I'll miss my family's reunion dinner this year. A dinner I never want to miss. The food, the laughter, the long hours of chat... I would have returned earlier to catch this dinner if not for the Malay wedding. Have to perform some official duties. I'm sure it's the beginning of many more to come.

Last week I sent my Toshiba to a computer service outlet, a week later they called to inform they can't solve the problem! How difficult is it? If I have the recovery disk with me here, I would have done it. Computer technology here, if it exists at all, is like the 70s! Oh yes, they sell the latest computers. Sell, that's all. I think they should add a disclaimer: buy at your own risk!

One of our neighbours has been firing their fire crackers almost every evening. It scared me the first time. It sounded like burst car tyre. It went off another evening while I was taking my bath. Sounded like someone's knocking on my door. I turned off the tap and kept on asking 'What is it?', thinking that Larry was knocking on my door. I saw it, finally, the other night. It shot up into the sky like fireworks! Different designs and very beautiful, although not as great as those mega fireworks. Many thanks to my government, I dare not try the fire crackers even though I am greatly tempted and it's LEGAL here. Pray, lead me into temptation.

Saturday, January 3, 2009

So Close!

We were the 2nd car on the right lane, stopped for the red light. There were cars stopped on the left lane. It was a 2-lane road.

4 outriders on their iron horses breezed down the middle, waving one hand each, frantically getting the motorists to ease right or left. Hey, but it was a 2-lane road! Larry told me it's him as he recalled a similar incident a few weeks ago. I was thrilled; I would catch a glimpse of him. But we were been waved on. So close!

Then the white car in front of us did not move despite been waved furiously. Perhaps he was as thrilled as I. Still, the red sea parted. The cars on the left lane inched onto the pavement. All other cars stood still. The black car came up the road. I was sure. I got a glimpse of him. I think he looked my way too. He was driving his own car. He was alone in his car. Another car followed closely behind. Larry said he seemed to like to drive his own car.

The licence plate was some P... something. It was too fast.
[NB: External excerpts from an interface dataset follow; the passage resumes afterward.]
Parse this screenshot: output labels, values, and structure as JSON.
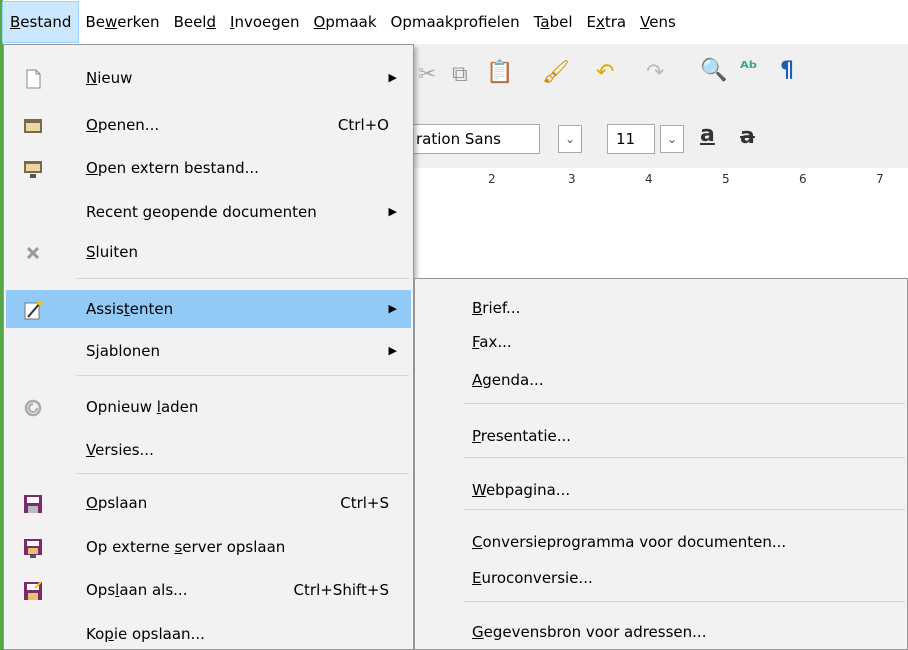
{
  "menubar": [
    {
      "label": "Bestand",
      "accel": "B",
      "active": true
    },
    {
      "label": "Bewerken",
      "accel": "w"
    },
    {
      "label": "Beeld",
      "accel": "d"
    },
    {
      "label": "Invoegen",
      "accel": "I"
    },
    {
      "label": "Opmaak",
      "accel": "O"
    },
    {
      "label": "Opmaakprofielen",
      "accel": "i"
    },
    {
      "label": "Tabel",
      "accel": "a"
    },
    {
      "label": "Extra",
      "accel": "x"
    },
    {
      "label": "Vens",
      "accel": "V"
    }
  ],
  "toolbar": {
    "font_name": "ration Sans",
    "font_size": "11",
    "ruler_numbers": [
      "2",
      "3",
      "4",
      "5",
      "6",
      "7"
    ]
  },
  "file_menu": {
    "items": [
      {
        "label": "Nieuw",
        "accel": "N",
        "icon": "new-document-icon",
        "submenu": true
      },
      {
        "label": "Openen...",
        "accel": "O",
        "icon": "folder-open-icon",
        "shortcut": "Ctrl+O"
      },
      {
        "label": "Open extern bestand...",
        "accel": "O",
        "icon": "remote-folder-icon"
      },
      {
        "label": "Recent geopende documenten",
        "accel": "g",
        "submenu": true
      },
      {
        "label": "Sluiten",
        "accel": "S",
        "icon": "close-icon"
      },
      {
        "label": "Assistenten",
        "accel": "t",
        "icon": "wizard-icon",
        "submenu": true,
        "highlighted": true
      },
      {
        "label": "Sjablonen",
        "accel": "j",
        "submenu": true
      },
      {
        "label": "Opnieuw laden",
        "accel": "l",
        "icon": "reload-icon"
      },
      {
        "label": "Versies...",
        "accel": "V"
      },
      {
        "label": "Opslaan",
        "accel": "O",
        "icon": "save-icon",
        "shortcut": "Ctrl+S"
      },
      {
        "label": "Op externe server opslaan",
        "accel": "s",
        "icon": "save-remote-icon"
      },
      {
        "label": "Opslaan als...",
        "accel": "l",
        "icon": "save-as-icon",
        "shortcut": "Ctrl+Shift+S"
      },
      {
        "label": "Kopie opslaan...",
        "accel": "p"
      }
    ]
  },
  "wizards_submenu": {
    "items": [
      {
        "label": "Brief...",
        "accel": "B"
      },
      {
        "label": "Fax...",
        "accel": "F"
      },
      {
        "label": "Agenda...",
        "accel": "A"
      },
      {
        "label": "Presentatie...",
        "accel": "P"
      },
      {
        "label": "Webpagina...",
        "accel": "W"
      },
      {
        "label": "Conversieprogramma voor documenten...",
        "accel": "C"
      },
      {
        "label": "Euroconversie...",
        "accel": "E"
      },
      {
        "label": "Gegevensbron voor adressen...",
        "accel": "G"
      }
    ]
  },
  "colors": {
    "highlight": "#91c9f7",
    "menu_bg": "#f2f2f2",
    "window_border": "#57a64a"
  }
}
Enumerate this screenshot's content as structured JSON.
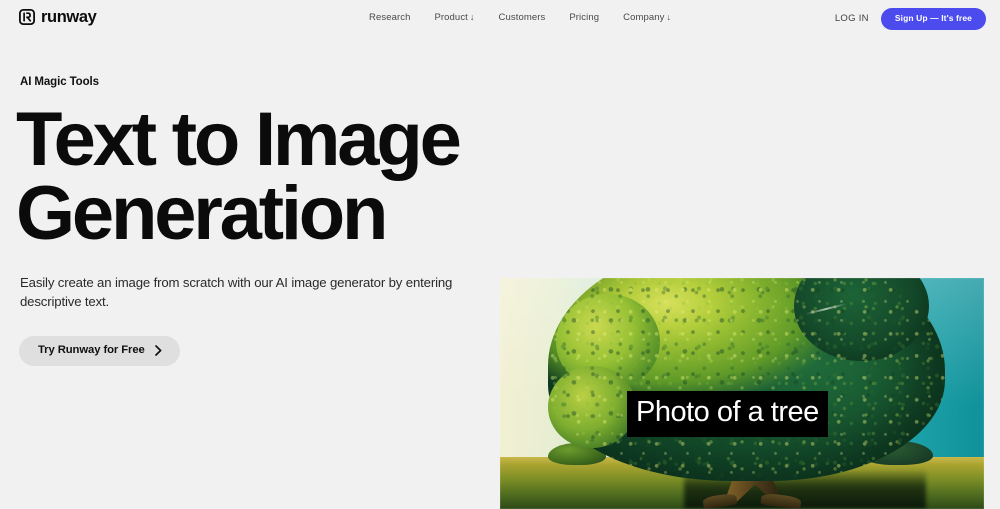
{
  "header": {
    "brand": {
      "name": "runway",
      "icon": "runway-logo-icon"
    },
    "nav": [
      {
        "label": "Research",
        "caret": ""
      },
      {
        "label": "Product",
        "caret": "↓"
      },
      {
        "label": "Customers",
        "caret": ""
      },
      {
        "label": "Pricing",
        "caret": ""
      },
      {
        "label": "Company",
        "caret": "↓"
      }
    ],
    "login_label": "LOG IN",
    "signup_label": "Sign Up — It's free",
    "signup_color": "#4b4bee"
  },
  "hero": {
    "eyebrow": "AI Magic Tools",
    "headline_line1": "Text to Image",
    "headline_line2": "Generation",
    "description": "Easily create an image from scratch with our AI image generator by entering descriptive text.",
    "cta_label": "Try Runway for Free",
    "cta_chevron_icon": "chevron-right-icon"
  },
  "media": {
    "caption": "Photo of a tree",
    "alt": "AI generated image of a large green tree in a field under a teal sky",
    "caption_bg": "#000000",
    "caption_color": "#ffffff"
  },
  "theme": {
    "page_background": "#f1f1f1",
    "text_primary": "#0b0b0b",
    "text_muted": "#4a4a4a",
    "cta_background": "#dfdfdf"
  }
}
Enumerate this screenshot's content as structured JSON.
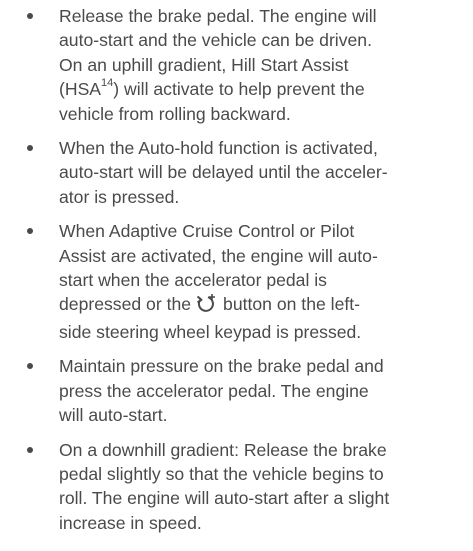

Not enough time for me to even say 'His Majesty.....'.

Friday, January 2, 2009

Food Again?

Food: not my favourite topic since I eat only to stay alive. I have not tried anything apart from those which I'm already familiar. Friends have brought us to various places to eat. Our Kenyan friend who has been here for more than 10 years, working as an oil-exploration consultant, brought us to Charcoal Grill. Good food but very large portion. Very American.

There isn't any food that is typically Bruneian. There are many cafes serving mainly continental-style food. Fried chicken is most popular but they eat it with rice, quite like chicken rice back home. Our Brunei friends told us that we must try the sago-flour dish. Apparently, this was what their older generation ate during the Japanese occupation. The dish reminds me of the starch, the gluey thing, we used in older days to starch the army uniforms. Of course, the flour must be eaten with curry or gravy.

Both of us have quite an oriental preference, hence we have been seeking out Chinese eateries. We found Teochew Porridge, Hong Kong Cafe (cha can ting), steamboat buffet, tim sum (minus the pork), vegetarian outlet, Thai food, genuine Chinese 'la mien' and Japanese food. Our favourite is a Malaysian-owned Chinese restaurant: Thiam Hock. While the food is reasonably good in most of these places, the decor (if any to begin with) is extremely simple. However, price is unbeatable. Fighting the economic crisis? Great savings here!

The CNY mood is everywhere, even though this country is mainly non-Chinese. Reason: the biggest chain of supermarkets is owned by a Chinese. Red, red and more red. The typical new year goodies are displayed quite like those in Sheng Siong or Giant. By the way, there is a huge Giant outlet here like the one in Tampines.

What fascinates me most is the fire crackers. I'm definitely going to try some this year. There are many different types I have never seen before. I wish I can bring some back, but ...